Activity >> Each line below should be written out again without any change.

Provided data >>

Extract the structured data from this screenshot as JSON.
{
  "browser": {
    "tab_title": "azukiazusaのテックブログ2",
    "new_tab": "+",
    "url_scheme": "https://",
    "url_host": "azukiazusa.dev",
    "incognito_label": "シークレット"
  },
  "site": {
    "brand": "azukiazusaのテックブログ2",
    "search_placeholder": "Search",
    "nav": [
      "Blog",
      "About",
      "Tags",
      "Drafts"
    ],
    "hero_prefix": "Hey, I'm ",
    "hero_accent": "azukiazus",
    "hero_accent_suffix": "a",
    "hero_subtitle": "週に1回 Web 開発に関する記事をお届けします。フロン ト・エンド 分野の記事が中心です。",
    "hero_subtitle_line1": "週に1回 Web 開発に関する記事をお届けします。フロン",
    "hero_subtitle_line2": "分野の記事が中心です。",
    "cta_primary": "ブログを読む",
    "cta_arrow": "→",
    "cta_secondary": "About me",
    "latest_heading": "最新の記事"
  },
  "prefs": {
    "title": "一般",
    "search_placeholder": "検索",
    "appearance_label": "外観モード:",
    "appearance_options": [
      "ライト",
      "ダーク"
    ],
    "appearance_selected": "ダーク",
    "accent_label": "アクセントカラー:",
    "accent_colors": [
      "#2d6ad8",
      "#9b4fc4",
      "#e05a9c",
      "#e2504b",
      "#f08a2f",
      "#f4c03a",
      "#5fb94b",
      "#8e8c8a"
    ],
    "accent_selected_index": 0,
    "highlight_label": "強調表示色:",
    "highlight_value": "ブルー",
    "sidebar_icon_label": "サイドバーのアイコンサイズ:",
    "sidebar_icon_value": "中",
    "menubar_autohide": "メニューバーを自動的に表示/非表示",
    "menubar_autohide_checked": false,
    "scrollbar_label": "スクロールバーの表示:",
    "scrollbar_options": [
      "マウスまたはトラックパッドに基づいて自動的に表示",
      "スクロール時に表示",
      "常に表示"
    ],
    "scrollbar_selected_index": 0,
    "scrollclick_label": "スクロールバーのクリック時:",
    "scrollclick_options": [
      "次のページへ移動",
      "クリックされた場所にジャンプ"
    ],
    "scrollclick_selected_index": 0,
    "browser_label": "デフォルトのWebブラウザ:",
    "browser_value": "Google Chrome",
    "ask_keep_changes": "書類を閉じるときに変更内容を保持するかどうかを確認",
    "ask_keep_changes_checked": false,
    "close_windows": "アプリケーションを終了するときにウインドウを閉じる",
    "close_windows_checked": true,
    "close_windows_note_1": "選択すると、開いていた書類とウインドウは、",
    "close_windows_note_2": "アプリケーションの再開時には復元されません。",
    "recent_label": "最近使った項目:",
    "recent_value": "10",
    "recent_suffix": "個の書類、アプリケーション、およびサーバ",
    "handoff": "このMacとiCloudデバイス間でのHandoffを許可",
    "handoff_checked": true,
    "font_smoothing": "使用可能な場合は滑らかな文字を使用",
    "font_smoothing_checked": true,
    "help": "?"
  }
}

Output >>
Extract the structured data from this screenshot as JSON.
{
  "browser": {
    "tab_title": "azukiazusaのテックブログ2",
    "new_tab": "+",
    "url_scheme": "https://",
    "url_host": "azukiazusa.dev",
    "incognito_label": "シークレット"
  },
  "site": {
    "brand": "azukiazusaのテックブログ2",
    "search_placeholder": "Search",
    "nav": [
      "Blog",
      "About",
      "Tags",
      "Drafts"
    ],
    "hero_prefix": "Hey, I'm ",
    "hero_accent": "azukiazus",
    "hero_accent_suffix": "a",
    "hero_subtitle": "週に1回 Web 開発に関する記事をお届けします。フロン ト・エンド 分野の記事が中心です。",
    "hero_subtitle_line1": "週に1回 Web 開発に関する記事をお届けします。フロン",
    "hero_subtitle_line2": "分野の記事が中心です。",
    "cta_primary": "ブログを読む",
    "cta_arrow": "→",
    "cta_secondary": "About me",
    "latest_heading": "最新の記事"
  },
  "prefs": {
    "title": "一般",
    "search_placeholder": "検索",
    "appearance_label": "外観モード:",
    "appearance_options": [
      "ライト",
      "ダーク"
    ],
    "appearance_selected": "ダーク",
    "accent_label": "アクセントカラー:",
    "accent_colors": [
      "#2d6ad8",
      "#9b4fc4",
      "#e05a9c",
      "#e2504b",
      "#f08a2f",
      "#f4c03a",
      "#5fb94b",
      "#8e8c8a"
    ],
    "accent_selected_index": 0,
    "highlight_label": "強調表示色:",
    "highlight_value": "ブルー",
    "sidebar_icon_label": "サイドバーのアイコンサイズ:",
    "sidebar_icon_value": "中",
    "menubar_autohide": "メニューバーを自動的に表示/非表示",
    "menubar_autohide_checked": false,
    "scrollbar_label": "スクロールバーの表示:",
    "scrollbar_options": [
      "マウスまたはトラックパッドに基づいて自動的に表示",
      "スクロール時に表示",
      "常に表示"
    ],
    "scrollbar_selected_index": 0,
    "scrollclick_label": "スクロールバーのクリック時:",
    "scrollclick_options": [
      "次のページへ移動",
      "クリックされた場所にジャンプ"
    ],
    "scrollclick_selected_index": 0,
    "browser_label": "デフォルトのWebブラウザ:",
    "browser_value": "Google Chrome",
    "ask_keep_changes": "書類を閉じるときに変更内容を保持するかどうかを確認",
    "ask_keep_changes_checked": false,
    "close_windows": "アプリケーションを終了するときにウインドウを閉じる",
    "close_windows_checked": true,
    "close_windows_note_1": "選択すると、開いていた書類とウインドウは、",
    "close_windows_note_2": "アプリケーションの再開時には復元されません。",
    "recent_label": "最近使った項目:",
    "recent_value": "10",
    "recent_suffix": "個の書類、アプリケーション、およびサーバ",
    "handoff": "このMacとiCloudデバイス間でのHandoffを許可",
    "handoff_checked": true,
    "font_smoothing": "使用可能な場合は滑らかな文字を使用",
    "font_smoothing_checked": true,
    "help": "?"
  }
}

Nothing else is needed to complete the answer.